get married in ParisThe first time I went to the North of France with my husband (he was just my boyfriend at the time), we were sitting in a restaurant with some of his friends when the menus came around. His friends started laughing and dared me to order the Potjevleesch- a dish that is particular to that part of France. I asked my beau/husband what it was, and he described it as being “some sort of cold meat in jelly”. To this day I don’t know why, but I had a vision of left-over Christmas roast with a simple daub of mint jelly next to it- so I ordered it. What I got was a pinkish-beige slab of mixed meats covered in what looked like solidified fat. Ah, my first brush with French gelée.

Which brings me to the next installment of my French Wedding Menus Demystified series: Gelée. The English equivalent of gelée is aspic- it’s a savory jelly that’s made of meat and broth that’s been cooled until it forms a jelly. From Julia Child’s “Mastering the Art of French Cooking”:

“Calf’s feet and veal knuckles contain enough natural gelatin to make a stock jell by itself; pork rind helps the process. They are added to simmer with any of the stocks on pages 107 to 100 and will provide about 3 quarts of jelly.

Use either 2 calf’s feet OR 1 pound cracked veal knuckles AND 1/4 pound fresh or salt pork rind.”


In case you haven’t deduced it from previous posts, your American Wedding Planner in Paris may not be too handy in the cuisine, but she is aParis wedding bit of an epicurean (without the snobbish aftertaste that that term usually elicits). I enjoy haute gastronomie just as much as a cheddar bacon burger (I do hail from the “Hog Butcher for The World“, after all…) and will try just about anything that’s placed on my plate. BUT I really can’t stomach gelée. Even though things other than meat parts can be served gelée (vegetables, fruits, fish, etc.) there’s something about the overall consistency that really grosses me out. The French love it for some reason, and it can be found all over the typical French wedding menu, from the starter (Le Foie gras d’Oie fait par le patron sur un lit de gelée (home-made goose foie gras served on a bed of gelatinous fat), through the main course (Terrine de boeuf en gelée, (a terrine made of beef parts covered in gelatinous fat), and onto the dessert (Mousse pistache gelée de fruits rouge (a mousse made of pistachios and gelatinous red fruits).

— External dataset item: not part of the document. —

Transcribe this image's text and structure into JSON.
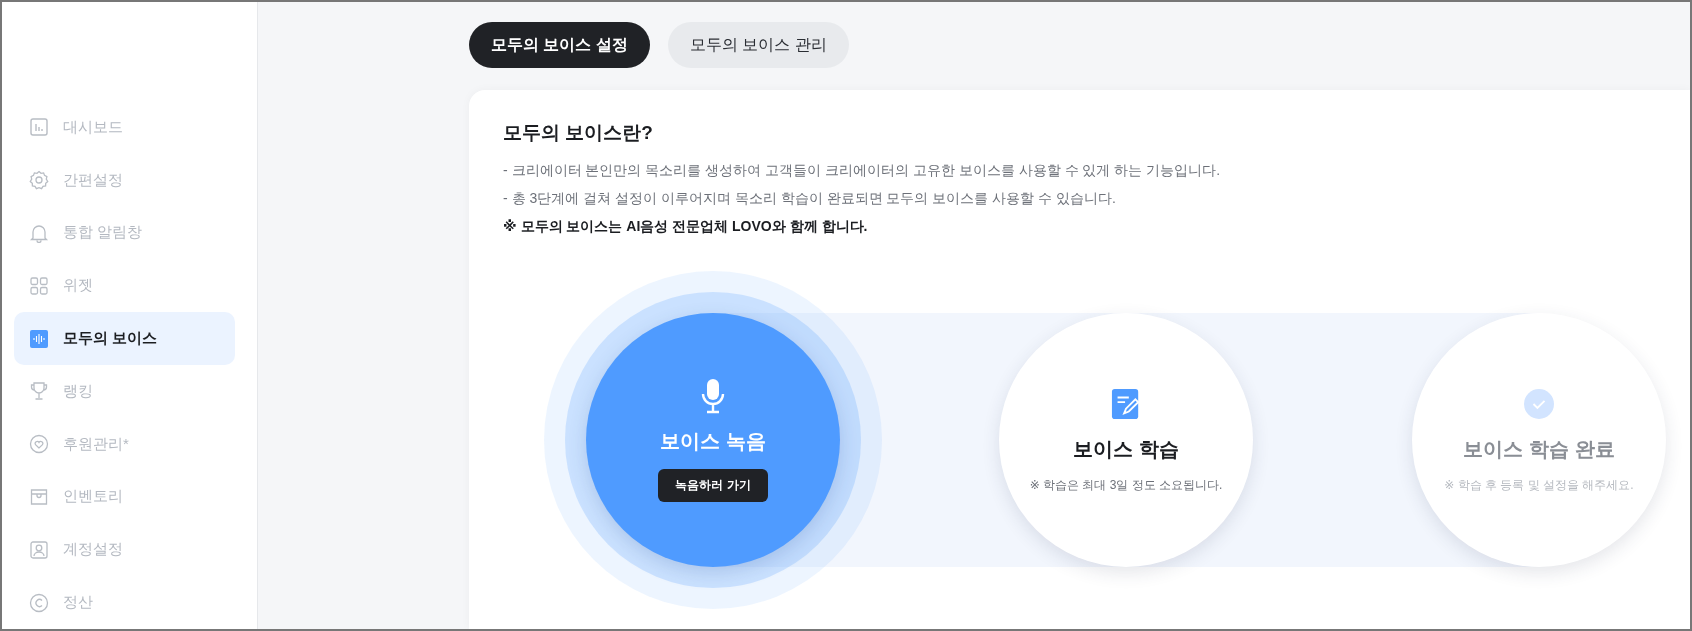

I believe aspics were really popular in the U.S. in the 1950’s, but they’ve never gone out of fashion in France. I have to admit that most of the meat dishes that I’ve tried that have been served on (in?) gelée have been pretty tasty once I’ve discreetly scraped off the fat. I certainly haven’t written this post in order to discourage anyone from trying it. Part of the excitement of planning a destination wedding is the thrill of experiencing new things. Sometimes, though, you don’t want to go in blind- especially when it’s something as important as your wedding meal.